_THE TASK_
Return the following entries exactly, word for word.

_MATERIAL PROVIDED_
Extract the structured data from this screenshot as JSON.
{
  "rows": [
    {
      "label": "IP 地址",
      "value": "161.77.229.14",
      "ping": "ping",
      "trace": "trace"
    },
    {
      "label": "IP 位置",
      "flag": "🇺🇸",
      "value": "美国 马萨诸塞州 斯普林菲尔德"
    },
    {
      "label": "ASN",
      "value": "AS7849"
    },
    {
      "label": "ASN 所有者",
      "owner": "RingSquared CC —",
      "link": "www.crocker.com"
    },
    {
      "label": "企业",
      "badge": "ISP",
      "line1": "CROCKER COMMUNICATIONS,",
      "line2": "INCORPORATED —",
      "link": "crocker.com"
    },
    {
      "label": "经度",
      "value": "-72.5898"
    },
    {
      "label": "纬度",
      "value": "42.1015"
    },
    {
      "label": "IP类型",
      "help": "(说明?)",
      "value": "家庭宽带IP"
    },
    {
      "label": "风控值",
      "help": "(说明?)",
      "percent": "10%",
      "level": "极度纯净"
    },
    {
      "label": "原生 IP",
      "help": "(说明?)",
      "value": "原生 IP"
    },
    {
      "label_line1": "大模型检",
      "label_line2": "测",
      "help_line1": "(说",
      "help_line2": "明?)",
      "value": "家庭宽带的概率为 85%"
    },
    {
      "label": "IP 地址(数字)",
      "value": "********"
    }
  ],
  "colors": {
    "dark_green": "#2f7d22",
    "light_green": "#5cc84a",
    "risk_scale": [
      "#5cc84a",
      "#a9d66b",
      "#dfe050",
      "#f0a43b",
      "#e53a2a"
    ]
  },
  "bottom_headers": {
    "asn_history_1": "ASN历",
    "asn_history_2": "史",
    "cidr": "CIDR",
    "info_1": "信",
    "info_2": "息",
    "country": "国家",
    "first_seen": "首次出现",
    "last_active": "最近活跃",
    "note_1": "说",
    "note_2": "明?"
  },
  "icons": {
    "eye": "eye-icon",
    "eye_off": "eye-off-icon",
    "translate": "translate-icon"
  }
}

_EXERCISE RESPONSE_
Extract the structured data from this screenshot as JSON.
{
  "rows": [
    {
      "label": "IP 地址",
      "value": "161.77.229.14",
      "ping": "ping",
      "trace": "trace"
    },
    {
      "label": "IP 位置",
      "flag": "🇺🇸",
      "value": "美国 马萨诸塞州 斯普林菲尔德"
    },
    {
      "label": "ASN",
      "value": "AS7849"
    },
    {
      "label": "ASN 所有者",
      "owner": "RingSquared CC —",
      "link": "www.crocker.com"
    },
    {
      "label": "企业",
      "badge": "ISP",
      "line1": "CROCKER COMMUNICATIONS,",
      "line2": "INCORPORATED —",
      "link": "crocker.com"
    },
    {
      "label": "经度",
      "value": "-72.5898"
    },
    {
      "label": "纬度",
      "value": "42.1015"
    },
    {
      "label": "IP类型",
      "help": "(说明?)",
      "value": "家庭宽带IP"
    },
    {
      "label": "风控值",
      "help": "(说明?)",
      "percent": "10%",
      "level": "极度纯净"
    },
    {
      "label": "原生 IP",
      "help": "(说明?)",
      "value": "原生 IP"
    },
    {
      "label_line1": "大模型检",
      "label_line2": "测",
      "help_line1": "(说",
      "help_line2": "明?)",
      "value": "家庭宽带的概率为 85%"
    },
    {
      "label": "IP 地址(数字)",
      "value": "********"
    }
  ],
  "colors": {
    "dark_green": "#2f7d22",
    "light_green": "#5cc84a",
    "risk_scale": [
      "#5cc84a",
      "#a9d66b",
      "#dfe050",
      "#f0a43b",
      "#e53a2a"
    ]
  },
  "bottom_headers": {
    "asn_history_1": "ASN历",
    "asn_history_2": "史",
    "cidr": "CIDR",
    "info_1": "信",
    "info_2": "息",
    "country": "国家",
    "first_seen": "首次出现",
    "last_active": "最近活跃",
    "note_1": "说",
    "note_2": "明?"
  },
  "icons": {
    "eye": "eye-icon",
    "eye_off": "eye-off-icon",
    "translate": "translate-icon"
  }
}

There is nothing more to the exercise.